ACTIVITY: Report how many lines in the records below contain the word "glyph". Nothing else belongs in the answer.

---- AVAILABLE DATA

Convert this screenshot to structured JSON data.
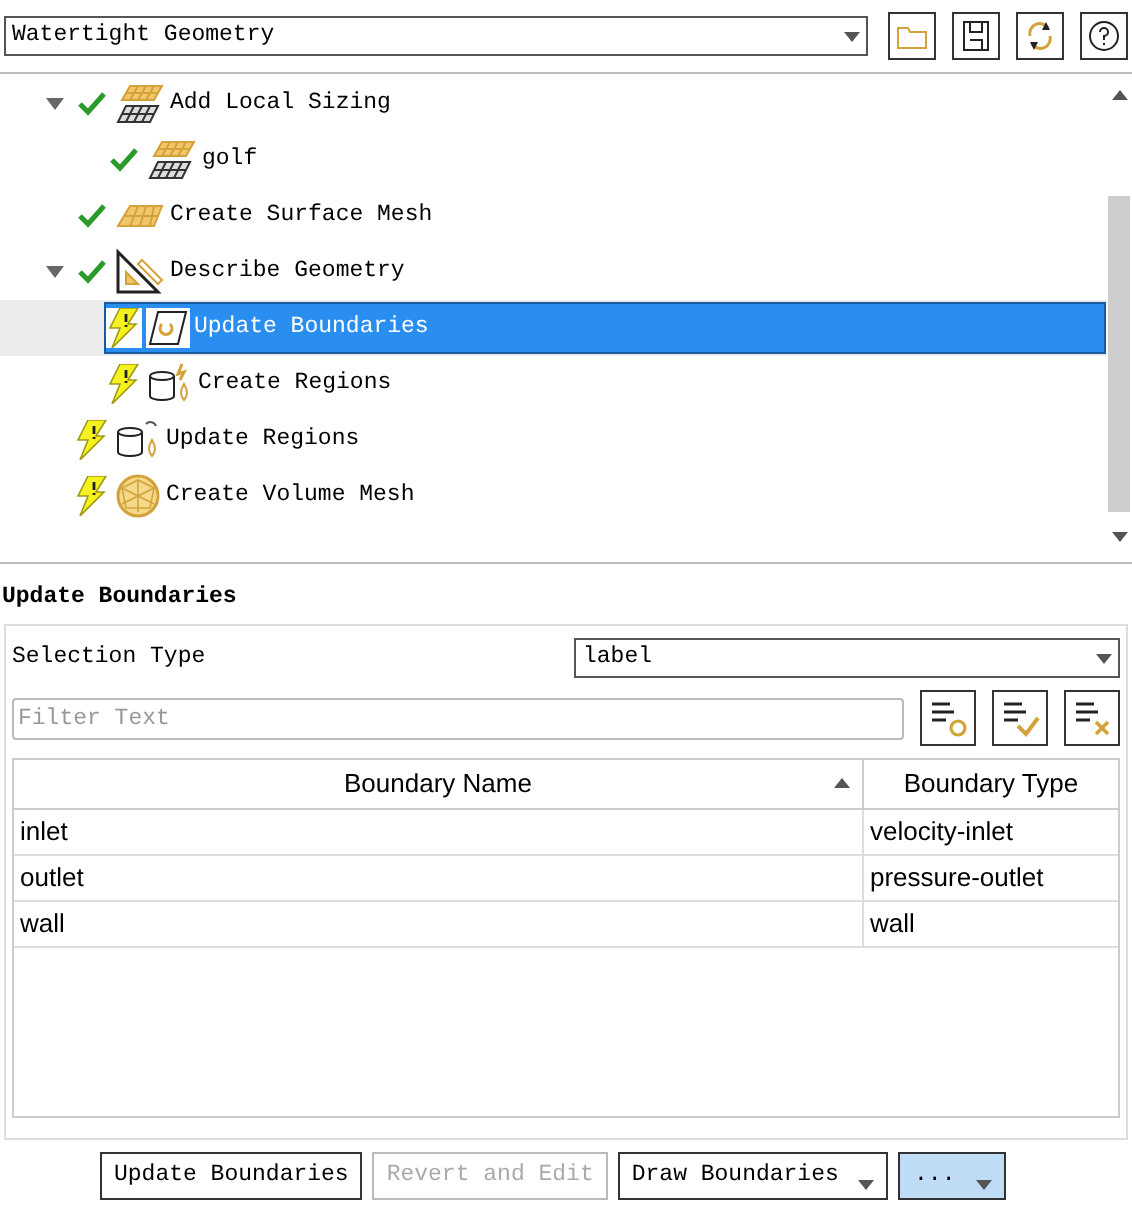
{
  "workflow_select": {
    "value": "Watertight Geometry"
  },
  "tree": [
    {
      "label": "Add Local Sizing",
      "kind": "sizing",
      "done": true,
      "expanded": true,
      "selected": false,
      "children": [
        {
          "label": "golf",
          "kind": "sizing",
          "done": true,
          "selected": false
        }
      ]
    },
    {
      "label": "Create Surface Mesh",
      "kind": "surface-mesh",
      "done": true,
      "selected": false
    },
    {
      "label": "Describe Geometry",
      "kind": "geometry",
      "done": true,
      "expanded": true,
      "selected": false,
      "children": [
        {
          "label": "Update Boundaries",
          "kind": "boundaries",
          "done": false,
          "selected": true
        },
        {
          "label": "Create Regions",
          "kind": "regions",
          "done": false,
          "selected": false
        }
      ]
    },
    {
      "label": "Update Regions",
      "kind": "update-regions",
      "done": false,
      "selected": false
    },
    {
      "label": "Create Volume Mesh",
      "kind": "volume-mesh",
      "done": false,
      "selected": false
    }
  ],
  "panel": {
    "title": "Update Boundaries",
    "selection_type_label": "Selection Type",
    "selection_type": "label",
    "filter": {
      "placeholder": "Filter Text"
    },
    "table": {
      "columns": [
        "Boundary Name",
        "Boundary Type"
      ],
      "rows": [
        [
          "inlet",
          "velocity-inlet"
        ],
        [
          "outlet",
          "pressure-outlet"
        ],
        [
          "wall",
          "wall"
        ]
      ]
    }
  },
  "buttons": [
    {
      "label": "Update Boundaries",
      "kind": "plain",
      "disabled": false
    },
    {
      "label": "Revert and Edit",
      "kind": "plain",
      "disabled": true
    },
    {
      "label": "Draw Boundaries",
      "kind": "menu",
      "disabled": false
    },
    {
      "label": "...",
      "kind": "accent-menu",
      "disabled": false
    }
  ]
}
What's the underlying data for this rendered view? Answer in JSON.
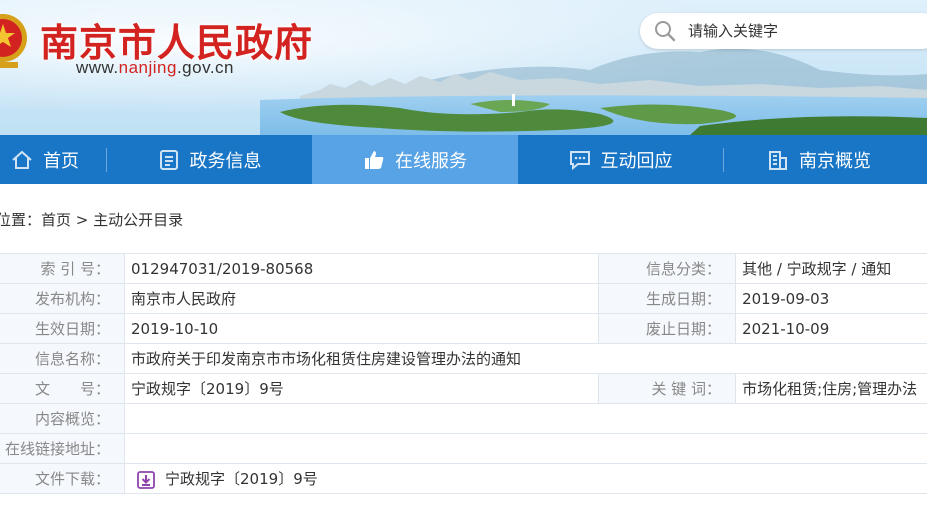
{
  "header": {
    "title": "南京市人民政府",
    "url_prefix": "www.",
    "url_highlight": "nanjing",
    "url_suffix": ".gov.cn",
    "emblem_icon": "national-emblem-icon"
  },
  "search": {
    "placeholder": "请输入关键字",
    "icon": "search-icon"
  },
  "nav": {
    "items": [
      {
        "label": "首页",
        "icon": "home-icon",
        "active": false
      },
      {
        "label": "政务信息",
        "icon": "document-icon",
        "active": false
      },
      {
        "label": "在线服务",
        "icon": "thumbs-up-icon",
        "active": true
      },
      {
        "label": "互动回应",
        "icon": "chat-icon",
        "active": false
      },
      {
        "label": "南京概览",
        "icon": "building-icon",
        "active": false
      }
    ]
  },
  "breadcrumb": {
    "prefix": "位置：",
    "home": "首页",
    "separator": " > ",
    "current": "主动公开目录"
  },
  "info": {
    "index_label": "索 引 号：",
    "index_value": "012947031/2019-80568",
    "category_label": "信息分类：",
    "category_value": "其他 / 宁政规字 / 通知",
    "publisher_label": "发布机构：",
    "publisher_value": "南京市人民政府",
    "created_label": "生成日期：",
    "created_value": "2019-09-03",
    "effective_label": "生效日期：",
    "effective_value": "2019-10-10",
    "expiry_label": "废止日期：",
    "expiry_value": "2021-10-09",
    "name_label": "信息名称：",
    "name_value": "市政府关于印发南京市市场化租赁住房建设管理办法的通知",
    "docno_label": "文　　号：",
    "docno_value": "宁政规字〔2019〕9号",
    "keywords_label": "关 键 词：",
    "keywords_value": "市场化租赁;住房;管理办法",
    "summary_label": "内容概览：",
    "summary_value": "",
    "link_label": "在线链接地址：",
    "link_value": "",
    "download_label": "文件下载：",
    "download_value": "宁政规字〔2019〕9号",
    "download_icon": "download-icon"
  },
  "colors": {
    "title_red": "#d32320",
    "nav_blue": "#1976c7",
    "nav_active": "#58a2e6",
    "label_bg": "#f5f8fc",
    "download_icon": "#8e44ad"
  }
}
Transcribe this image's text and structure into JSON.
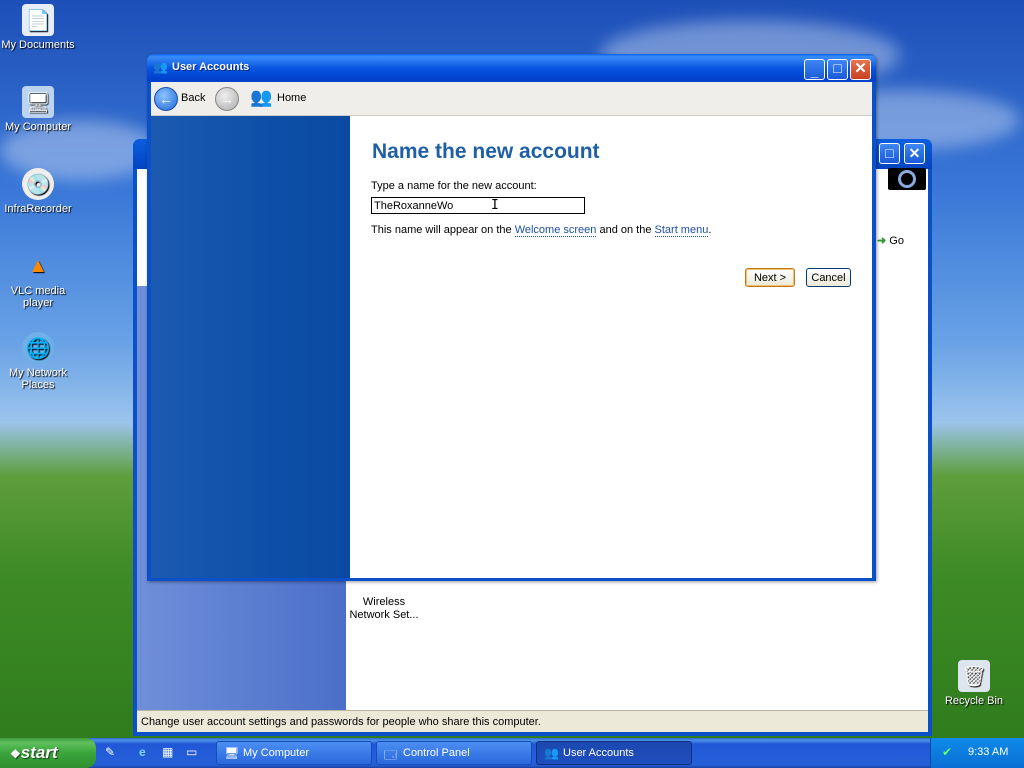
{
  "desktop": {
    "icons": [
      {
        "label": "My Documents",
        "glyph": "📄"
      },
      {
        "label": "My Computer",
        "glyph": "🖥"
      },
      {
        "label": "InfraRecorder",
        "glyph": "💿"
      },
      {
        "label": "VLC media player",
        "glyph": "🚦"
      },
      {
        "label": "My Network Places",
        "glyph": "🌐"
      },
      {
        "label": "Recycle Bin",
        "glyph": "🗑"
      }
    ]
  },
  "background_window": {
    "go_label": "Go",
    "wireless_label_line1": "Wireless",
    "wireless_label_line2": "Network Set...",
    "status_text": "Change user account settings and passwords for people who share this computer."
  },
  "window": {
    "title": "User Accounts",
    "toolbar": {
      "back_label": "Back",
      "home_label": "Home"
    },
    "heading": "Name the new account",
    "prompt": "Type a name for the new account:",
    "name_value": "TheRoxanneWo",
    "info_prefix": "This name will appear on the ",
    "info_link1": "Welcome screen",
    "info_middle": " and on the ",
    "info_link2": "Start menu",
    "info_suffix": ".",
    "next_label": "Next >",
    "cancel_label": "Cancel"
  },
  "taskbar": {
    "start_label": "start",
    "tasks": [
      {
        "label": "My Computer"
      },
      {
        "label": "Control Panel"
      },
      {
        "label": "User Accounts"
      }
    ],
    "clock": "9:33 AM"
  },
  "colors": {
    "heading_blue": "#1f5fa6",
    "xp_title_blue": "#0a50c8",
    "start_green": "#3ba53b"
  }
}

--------

SOLVED PROBLEM: 6